Ed Whelan and Gary Marx have done an excellent job of summarizing the considerable progress that judicial conservatives made at the state court level during this election cycle. So, as a person who had spent most of her career inside the Beltway might ask, why should we care?
The obvious answer is that over 95 percent of the litigation that occurs in this country occurs in state courts, and those courts are still the primary venue for disputes in a variety of important areas of the law. For instance, the Rose Bird–led California Supreme Court went out of its way to invalidate the death penalty by simply refusing to uphold death sentences, the Illinois Supreme Court recently invalidated the state’s key tort reform law, and the Iowa Supreme Court imposed gay marriage on the state. The election of jurists who are committed to the text and original meaning of the Constitution can have an immediate impact in closely divided cases.
What is less obvious is whether the aggressive focus on state courts by a relatively small number of organizations has had a more profound impact on the judicial philosophy and methodology state courts employ to decide cases. As anyone who watches the U.S. Supreme Court knows, the justices of the U.S. Supreme Court are deeply divided over the methods and tools for statutory and constitutional interpretation. What about state supreme courts?

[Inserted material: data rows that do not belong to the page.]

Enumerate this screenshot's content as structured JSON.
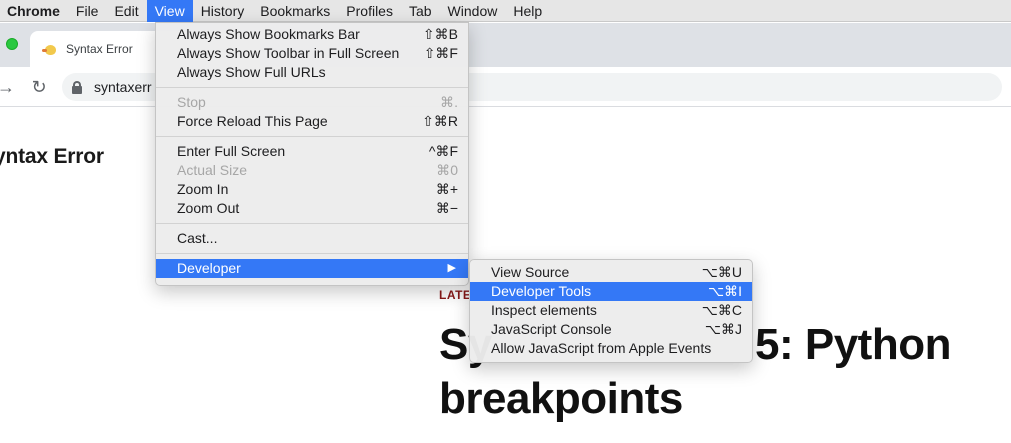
{
  "menubar": {
    "items": [
      "Chrome",
      "File",
      "Edit",
      "View",
      "History",
      "Bookmarks",
      "Profiles",
      "Tab",
      "Window",
      "Help"
    ]
  },
  "tab": {
    "title": "Syntax Error",
    "favicon": "duck-icon"
  },
  "toolbar": {
    "url": "syntaxerr"
  },
  "page": {
    "site_title": "yntax Error",
    "latest_label": "LATE",
    "post_title_line1": "Sy",
    "post_title_line1_end": "5: Python",
    "post_title_line2": "breakpoints"
  },
  "view_menu": {
    "items": [
      {
        "label": "Always Show Bookmarks Bar",
        "shortcut": "⇧⌘B",
        "disabled": false
      },
      {
        "label": "Always Show Toolbar in Full Screen",
        "shortcut": "⇧⌘F",
        "disabled": false
      },
      {
        "label": "Always Show Full URLs",
        "shortcut": "",
        "disabled": false
      },
      {
        "label": "Stop",
        "shortcut": "⌘.",
        "disabled": true
      },
      {
        "label": "Force Reload This Page",
        "shortcut": "⇧⌘R",
        "disabled": false
      },
      {
        "label": "Enter Full Screen",
        "shortcut": "^⌘F",
        "disabled": false
      },
      {
        "label": "Actual Size",
        "shortcut": "⌘0",
        "disabled": true
      },
      {
        "label": "Zoom In",
        "shortcut": "⌘+",
        "disabled": false
      },
      {
        "label": "Zoom Out",
        "shortcut": "⌘−",
        "disabled": false
      },
      {
        "label": "Cast...",
        "shortcut": "",
        "disabled": false
      },
      {
        "label": "Developer",
        "shortcut": "",
        "disabled": false,
        "highlighted": true
      }
    ]
  },
  "developer_menu": {
    "items": [
      {
        "label": "View Source",
        "shortcut": "⌥⌘U"
      },
      {
        "label": "Developer Tools",
        "shortcut": "⌥⌘I",
        "highlighted": true
      },
      {
        "label": "Inspect elements",
        "shortcut": "⌥⌘C"
      },
      {
        "label": "JavaScript Console",
        "shortcut": "⌥⌘J"
      },
      {
        "label": "Allow JavaScript from Apple Events",
        "shortcut": ""
      }
    ]
  },
  "colors": {
    "highlight": "#3478f6",
    "latest": "#8b1a1a"
  }
}
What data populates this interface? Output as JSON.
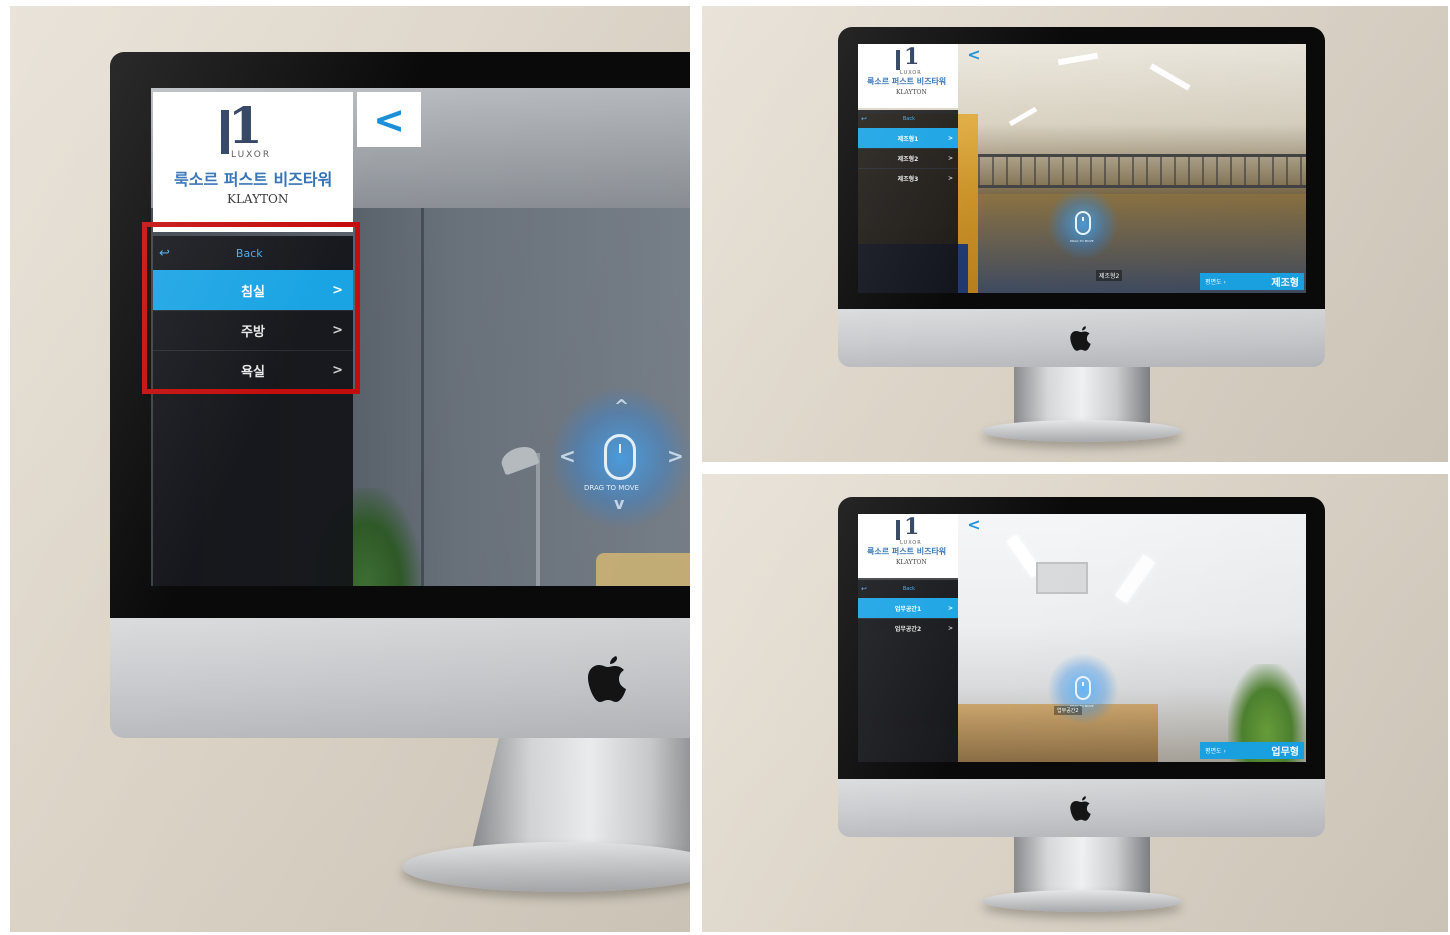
{
  "main": {
    "logo": {
      "mark": "1",
      "sub": "LUXOR",
      "name": "룩소르 퍼스트 비즈타워",
      "brand": "KLAYTON"
    },
    "back_arrow": "<",
    "menu": {
      "back_icon": "↩",
      "back_label": "Back",
      "items": [
        {
          "label": "침실",
          "active": true
        },
        {
          "label": "주방",
          "active": false
        },
        {
          "label": "욕실",
          "active": false
        }
      ],
      "chevron": ">"
    },
    "drag": {
      "label": "DRAG TO MOVE",
      "up": "^",
      "down": "v",
      "left": "<",
      "right": ">"
    },
    "apple": "",
    "highlight_color": "#c40d0d"
  },
  "factory": {
    "logo": {
      "mark": "1",
      "sub": "LUXOR",
      "name": "룩소르 퍼스트 비즈타워",
      "brand": "KLAYTON"
    },
    "back_arrow": "<",
    "menu": {
      "back_icon": "↩",
      "back_label": "Back",
      "items": [
        {
          "label": "제조형1",
          "active": true
        },
        {
          "label": "제조형2",
          "active": false
        },
        {
          "label": "제조형3",
          "active": false
        }
      ],
      "chevron": ">"
    },
    "drag": {
      "label": "DRAG TO MOVE"
    },
    "spot_label": "제조형2",
    "info_bar": {
      "left": "평면도 ›",
      "right": "제조형"
    }
  },
  "office": {
    "logo": {
      "mark": "1",
      "sub": "LUXOR",
      "name": "룩소르 퍼스트 비즈타워",
      "brand": "KLAYTON"
    },
    "back_arrow": "<",
    "menu": {
      "back_icon": "↩",
      "back_label": "Back",
      "items": [
        {
          "label": "업무공간1",
          "active": true
        },
        {
          "label": "업무공간2",
          "active": false
        }
      ],
      "chevron": ">"
    },
    "drag": {
      "label": "DRAG TO MOVE"
    },
    "spot_label": "업무공간2",
    "info_bar": {
      "left": "평면도 ›",
      "right": "업무형"
    }
  },
  "accent_color": "#1aa4e4"
}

Columbia law professor Abbe Gluck recently published a paper in the Yale Law Journal that appears to be the first close study of this question. Professor Gluck demonstrates that, in several states where judicial conservatives have focused their efforts, the high courts appear to have settled on a particular approach to interpretation.
According to Gluck:
Like Oregon’s and Texas’s regimes, the Wisconsin framework is a text-centric hierarchy that prohibits consultation of extrinsic sources absent a threshold finding of ambiguity. And, as in the other states, Wisconsin’s leading methodological case, State ex rel. Kalal v. Circuit Court, is saturated with references to U.S. Supreme Court textualist opinions and federally focused law review articles. Justice Scalia’s methodological approach is credited by the court as its inspiration. Wisconsin’s textualist approach also is treated as precedential.
[T]he past decade has seen a revolution on the subject of interpretive methodology. . . . As in the case of the other states’ justices, the Michigan justices see no difference between the respective roles of federal and state judges in statutory interpretation and routinely argue aggressively that the reasons for supporting textualism in the federal courts are equally applicable in the state court context.
Though more open to legislative history than Justice Scalia might like, this widespread use of modified textualism in state courts is a huge step forward for judicial conservatism. In the words of the article’s abstract, “far from textualism being ‘dead,’ what emerges from these state cases is a surprisingly strong consensus methodology — what this Article terms ‘modified textualism’ — a theory that shares textualism’s core components but has broader potential appeal.”
Conservatives should continue to focus on state high courts, because their efforts are apparently paying off. The days of court-led social experiments encouraged by Bill Brennan’s “new federalism” are fading, and a Scalia-style textualism is rising in its place.